Showing posts from August, 2015

Overseas visitors and GP appointments in the UK

UK healthcare is largely free at the point of delivery although being in Oxford – a top destination for tourist, business and overseas visitors – we see first-hand how confusing it is particularly for an overseas visitor to work out what treatment options are available.
If you are a visitor to Oxford and you are unwell, you can pay to get immediate access to a doctor at Oxford Private Medical Practice, but there are circumstances when you can be treated for free through the National Health Service.
The two key principles to bear in mind are; that anyone ordinarily resident in the UK is entitled to receive all NHS services; and everybody in need of emergency treatment are entitled to be seen by an NHS doctor for free.
In an emergency, you can be treated either at an accident & emergency (A&E) centre or at a local GP practice where you can receive treatment for 14 days (after 14 days you will need to register as a temporary or permanent patient).  But rememb…

Stop colds and flu!

Very encouraging to read that a study has shown that watching a simple internet program showing how to wash your hands and take simple measures to reduce transmission of viruses can significantly reduce your chance of picking up colds and flu from people who are living or working with you.

Better still the study has shown that in the group who have watched the program they need less GP consultations and need to take less antibiotics - so it looks like this is effective and worthwhile.

Other things that you can do to get ready for the winter increase in colds include making sure that you get your flu vaccine.
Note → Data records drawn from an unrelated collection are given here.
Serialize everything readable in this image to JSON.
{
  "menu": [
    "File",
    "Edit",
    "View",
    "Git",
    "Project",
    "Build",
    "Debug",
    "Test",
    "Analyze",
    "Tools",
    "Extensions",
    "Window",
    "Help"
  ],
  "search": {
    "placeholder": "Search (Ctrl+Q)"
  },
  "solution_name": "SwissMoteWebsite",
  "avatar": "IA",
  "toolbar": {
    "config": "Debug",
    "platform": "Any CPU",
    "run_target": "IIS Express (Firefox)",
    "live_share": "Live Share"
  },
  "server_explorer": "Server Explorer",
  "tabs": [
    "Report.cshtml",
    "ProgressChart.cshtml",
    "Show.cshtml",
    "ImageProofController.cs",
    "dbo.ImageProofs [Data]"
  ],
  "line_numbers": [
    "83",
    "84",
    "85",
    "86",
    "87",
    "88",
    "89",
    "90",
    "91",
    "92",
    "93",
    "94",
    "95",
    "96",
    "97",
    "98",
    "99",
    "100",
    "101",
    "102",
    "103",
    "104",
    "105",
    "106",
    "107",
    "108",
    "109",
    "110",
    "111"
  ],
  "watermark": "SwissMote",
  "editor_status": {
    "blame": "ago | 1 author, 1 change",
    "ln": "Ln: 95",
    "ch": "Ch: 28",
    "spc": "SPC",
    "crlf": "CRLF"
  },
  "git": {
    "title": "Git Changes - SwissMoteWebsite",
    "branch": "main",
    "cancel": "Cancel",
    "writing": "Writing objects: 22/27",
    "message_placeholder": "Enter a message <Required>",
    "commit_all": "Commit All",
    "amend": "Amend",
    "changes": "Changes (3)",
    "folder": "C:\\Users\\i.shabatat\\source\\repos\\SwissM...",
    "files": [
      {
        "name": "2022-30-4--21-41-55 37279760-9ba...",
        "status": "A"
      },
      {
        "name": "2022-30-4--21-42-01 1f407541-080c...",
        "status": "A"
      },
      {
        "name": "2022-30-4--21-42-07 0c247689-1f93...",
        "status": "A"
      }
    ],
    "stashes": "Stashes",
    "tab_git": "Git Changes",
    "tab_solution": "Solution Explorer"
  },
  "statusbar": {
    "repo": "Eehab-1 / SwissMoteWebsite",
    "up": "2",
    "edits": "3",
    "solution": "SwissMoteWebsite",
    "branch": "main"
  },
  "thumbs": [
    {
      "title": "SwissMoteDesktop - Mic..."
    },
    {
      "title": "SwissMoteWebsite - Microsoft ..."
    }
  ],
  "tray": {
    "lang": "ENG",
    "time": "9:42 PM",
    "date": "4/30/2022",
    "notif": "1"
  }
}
Now readily available for everyone it is definitely a good idea. And if you don't want your children missing school with the high temperatures and misery caused by flu it is worth thinking about the nasal flu spray. Not available to all age groups via the NHS but available privately for children up to the age of 18 - a simple sniff to give protection from the strains that a…

MenW immunisation

A recent rise in the incidence of meningitis W has prompted the UK government to recommend immunisation of all children between the ages of 11-18. Meningitis and meningococcal disease is caused by infection with a bacterium Neisseria Meningitidis (commonly known as meningococcus).  Invasive meningococcal disease (IMD) is uncommon but infection can progress rapidly to serious disease or death in previously healthy people.  The highest incidence is in children under five years of age with a peak incidence in those under one year of age.  There is a secondary peak in incidence in young people aged 15-19.  The overall mortality risk for IMD is high (between 5-10%) and up to 35% of children and adolescents surviving infection will develop permanent complications (limb amputations, brain damage, deafness and neurological problems).

 There is some confusion about the different types of vaccines available so here is a brief outline.  There are 13 strains of meningococcus in total, but we onl…

Welcome to our blog

We are delighted that you have given us a chance to tell you about what we do and who we are. 
I started Oxford Private Medical Practice in 2007. I was looking for the opportunity to spend more time with my patients to allow me to get to know them better and set up a small practice at The Manor Hospital. The practice grew quickly and before long needed a bigger working space. I found a bright top floor office in Summertown and fitted it out to provide a home for the new practice. When the practice in Summertown opened in December 2010 I was working on my own with my PA Tillie. 
As the practice grew I invited other doctors and healthcare professionals to come and work alongside me at the practice. The growth was largely driven by patient demand and there are now 4 GPs, 3 practice nurses, a psychologist, child psychologist, family therapist, therapist and couples counsellor working with me. There is a visiting psychiatrist and neonatologist (who does new baby check ups). There are …